But wasn't there also a personal, a visceral reaction -- perhaps shock, anger , dismay? He pauses for a moment, the explains patiently, as the Harvard law professor he is, to a perhaps dim student:
"I think I am accurately recalling, but to go back. . . . In the latter part of August, there had begun to be stories about how the President was going to fire me. . . . Certainly all through the preceding week it had been clear that things were probably approaching a crisis. . . . So I think in terms of the dominating thought, where there were also a lot of emotions, tensions that go mixed up in my mind at the time. I didn't find it comfortable or pleasant, and indeed it wasn't without misgivings that I found myself in confrontation with the President of the United States.
"I grew up respecting and admiring the office, whoever had it, and that added to all the emotions at the time.
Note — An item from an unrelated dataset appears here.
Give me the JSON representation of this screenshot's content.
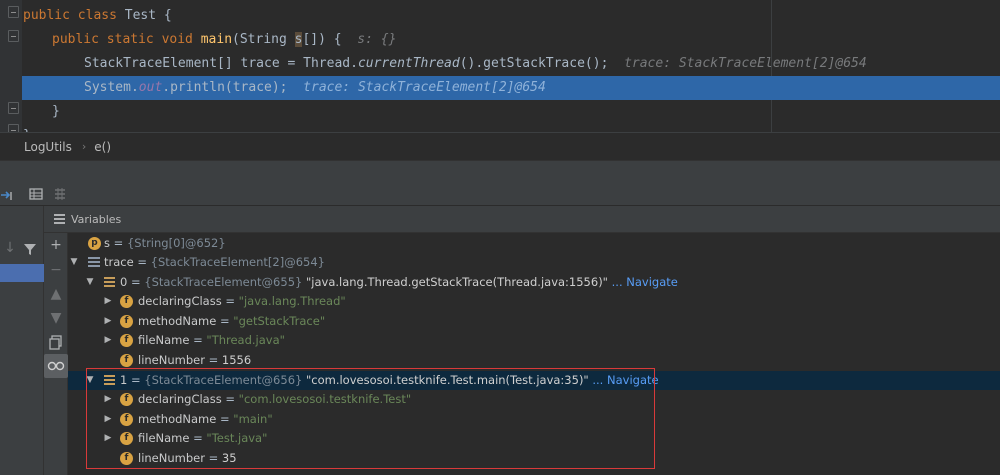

But I guess I knew I was going to be fired. . . . And I know I went out of my way to make it plain to Elliot Richardson [then attorney general], if it needed making plain, that only the attorney general had the power to fire me. The President couldn't fire me. Because I would have given very strong odds that Elliot would never do the job, never fire me, never do the dirty work. . . . And then Elliot called me, I guess after the end of the press conference, and told me, 'I've resigned; Deputy Attorney General William Ruckelshaus has resigned; you're going to be fired by the solicitor general, Robert H. Bork.'